An hour later, he had conducted eleven interviews and only managed to find one more member for the housekeeping staff and one porter. He didn’t even know if they needed another bellhop, but the girl had been sweet, and she’d clearly needed the job.
For all his bravado, by the time he reached the last name on the list—according to the two-word text Skye had sent him—he was starting to remember why he didn’t do interviews.
Tentative, muffled footsteps reached his ears first, followed by a nervous cough and a long, shuddering sigh. Goddess, he could smell the anxiety wafting in the air, and the guy hadn’t even reached the office door yet. Taking pity on the poor soul, Uriah arranged his features to appear as non-threatening as possible.
As the footsteps crept closer, however, the scent began to change, gradually deconstructing all of his careful preparation. The nervousness was still there, still the most prominent fragrance, but it was now tinged with something sweet and almost earthy. He couldn’t quite put his finger on it, couldn’t place the scent, but it was the most intoxicating thing he’d ever smelled.
It called to him, beckoned him closer. As if lassoed by some invisible line, he found himself halfway out of his seat by the time the newcomer reached the threshold of the doorway. That close, the scent hit him like a battering ram, nearly knocking him off his feet. If that wasn’t bad enough, it emanated from the most gorgeous man he’d ever seen.
Thick, wheat-colored curls haloed a round, youthful face with soft lips, a petite nose, and big, mesmerizing eyes the color of cinnamon. A baggy shirt and loose-fitting khakis flared around a slender, narrow frame, and the little bit of exposed skin on display looked too pale, too delicate.
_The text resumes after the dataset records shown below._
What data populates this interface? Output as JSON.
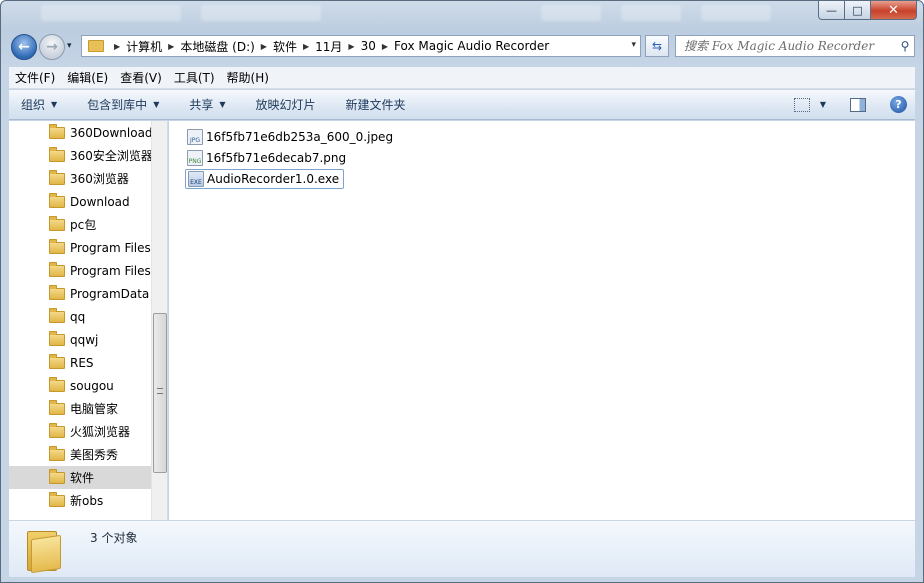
{
  "window": {
    "controls": {
      "minimize": "—",
      "maximize": "□",
      "close": "✕"
    }
  },
  "nav": {
    "back_glyph": "←",
    "forward_glyph": "→",
    "recent_glyph": "▾"
  },
  "address": {
    "crumbs": [
      "计算机",
      "本地磁盘 (D:)",
      "软件",
      "11月",
      "30",
      "Fox Magic Audio Recorder"
    ],
    "sep_glyph": "▶",
    "dropdown_glyph": "▾",
    "refresh_glyph": "⇆"
  },
  "search": {
    "placeholder": "搜索 Fox Magic Audio Recorder",
    "icon_glyph": "⚲"
  },
  "menu": [
    "文件(F)",
    "编辑(E)",
    "查看(V)",
    "工具(T)",
    "帮助(H)"
  ],
  "commands": {
    "organize": "组织",
    "include_library": "包含到库中",
    "share": "共享",
    "slideshow": "放映幻灯片",
    "new_folder": "新建文件夹",
    "dropdown_glyph": "▼",
    "help_glyph": "?"
  },
  "sidebar": {
    "items": [
      {
        "label": "360Download"
      },
      {
        "label": "360安全浏览器"
      },
      {
        "label": "360浏览器"
      },
      {
        "label": "Download"
      },
      {
        "label": "pc包"
      },
      {
        "label": "Program Files"
      },
      {
        "label": "Program Files"
      },
      {
        "label": "ProgramData"
      },
      {
        "label": "qq"
      },
      {
        "label": "qqwj"
      },
      {
        "label": "RES"
      },
      {
        "label": "sougou"
      },
      {
        "label": "电脑管家"
      },
      {
        "label": "火狐浏览器"
      },
      {
        "label": "美图秀秀"
      },
      {
        "label": "软件",
        "selected": true
      },
      {
        "label": "新obs"
      }
    ]
  },
  "files": [
    {
      "name": "16f5fb71e6db253a_600_0.jpeg",
      "type": "jpeg",
      "icon_label": "JPG"
    },
    {
      "name": "16f5fb71e6decab7.png",
      "type": "png",
      "icon_label": "PNG"
    },
    {
      "name": "AudioRecorder1.0.exe",
      "type": "exe",
      "icon_label": "EXE",
      "focused": true
    }
  ],
  "details": {
    "count_text": "3 个对象"
  },
  "colors": {
    "accent": "#1e395b",
    "selection": "#d9d9d9",
    "focus_border": "#7da2ce",
    "close_red": "#c8412a"
  }
}
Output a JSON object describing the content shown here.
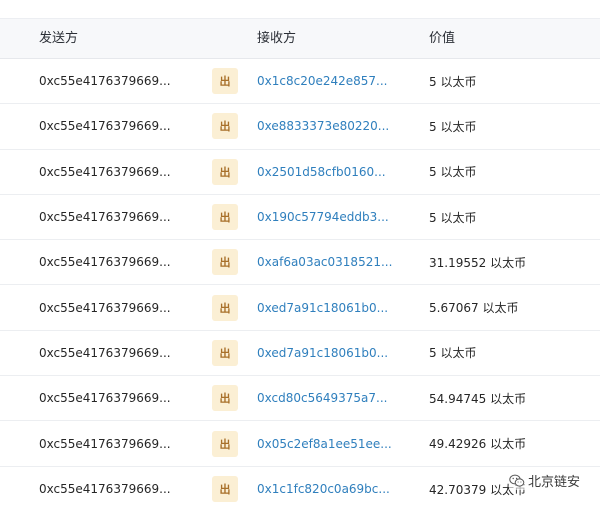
{
  "header": {
    "from_label": "发送方",
    "to_label": "接收方",
    "value_label": "价值"
  },
  "rows": [
    {
      "from": "0xc55e4176379669...",
      "direction": "出",
      "to": "0x1c8c20e242e857...",
      "value": "5 以太币"
    },
    {
      "from": "0xc55e4176379669...",
      "direction": "出",
      "to": "0xe8833373e80220...",
      "value": "5 以太币"
    },
    {
      "from": "0xc55e4176379669...",
      "direction": "出",
      "to": "0x2501d58cfb0160...",
      "value": "5 以太币"
    },
    {
      "from": "0xc55e4176379669...",
      "direction": "出",
      "to": "0x190c57794eddb3...",
      "value": "5 以太币"
    },
    {
      "from": "0xc55e4176379669...",
      "direction": "出",
      "to": "0xaf6a03ac0318521...",
      "value": "31.19552 以太币"
    },
    {
      "from": "0xc55e4176379669...",
      "direction": "出",
      "to": "0xed7a91c18061b0...",
      "value": "5.67067 以太币"
    },
    {
      "from": "0xc55e4176379669...",
      "direction": "出",
      "to": "0xed7a91c18061b0...",
      "value": "5 以太币"
    },
    {
      "from": "0xc55e4176379669...",
      "direction": "出",
      "to": "0xcd80c5649375a7...",
      "value": "54.94745 以太币"
    },
    {
      "from": "0xc55e4176379669...",
      "direction": "出",
      "to": "0x05c2ef8a1ee51ee...",
      "value": "49.42926 以太币"
    },
    {
      "from": "0xc55e4176379669...",
      "direction": "出",
      "to": "0x1c1fc820c0a69bc...",
      "value": "42.70379 以太币"
    }
  ],
  "watermark": {
    "text": "北京链安",
    "icon": "wechat-icon"
  },
  "colors": {
    "link": "#2f7fbd",
    "badge_bg": "#fbefd4",
    "badge_text": "#a8702a",
    "header_bg": "#f7f8fa"
  }
}
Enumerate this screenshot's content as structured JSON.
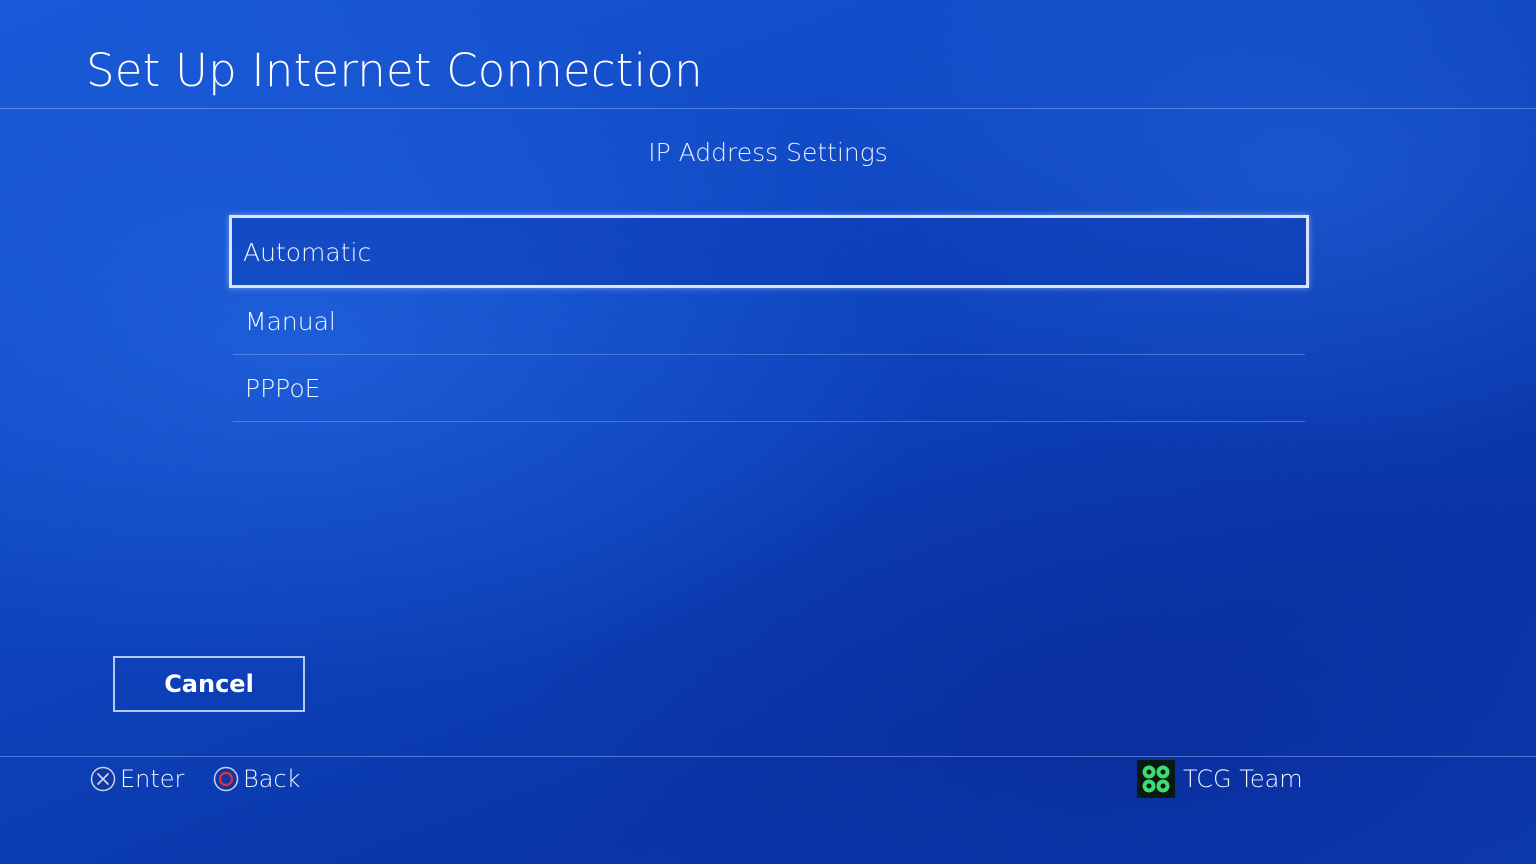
{
  "header": {
    "title": "Set Up Internet Connection"
  },
  "main": {
    "subtitle": "IP Address Settings",
    "options": [
      {
        "label": "Automatic",
        "selected": true
      },
      {
        "label": "Manual",
        "selected": false
      },
      {
        "label": "PPPoE",
        "selected": false
      }
    ],
    "cancel_label": "Cancel"
  },
  "footer": {
    "hints": [
      {
        "icon": "cross-button-icon",
        "label": "Enter"
      },
      {
        "icon": "circle-button-icon",
        "label": "Back"
      }
    ],
    "user": {
      "avatar_icon": "clover-avatar-icon",
      "name": "TCG Team"
    }
  },
  "colors": {
    "background": "#0e45c0",
    "selection_border": "#d9e4ff",
    "circle_button": "#e0303a",
    "avatar_accent": "#3ddc74"
  }
}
That single word boomed inside his head, finally shaking him free of his hypnotic state. His mood plummeted, his emotions spinning from elation to fury in the span of seconds. And to think he’d actually believed his lying, conniving, meddling sister.
“Practice my ass,” he grumbled under his breath.
“Umm…Mr. Maddock?” The young man came forward a couple of steps. “I’m—”
“Sit,” Uriah barked, cutting him off and pointing at the armchair in front of the desk.
“Oh. Right. Okay.” He hurried to do what had been asked of him.
Sparing him only a passing glance, Uriah stalked past him and marched toward the door. “Stay there,” he commanded. “I’ll be back.”
“Is there a problem?”
Even in his anger, his instincts wouldn’t let him leave the room without offering some type of comfort to his mate. “You didn’t do anything wrong.” He still couldn’t bring himself to look at the guy. Instead, he stared through the open doorway and growled. “I just have to go murder my sister.”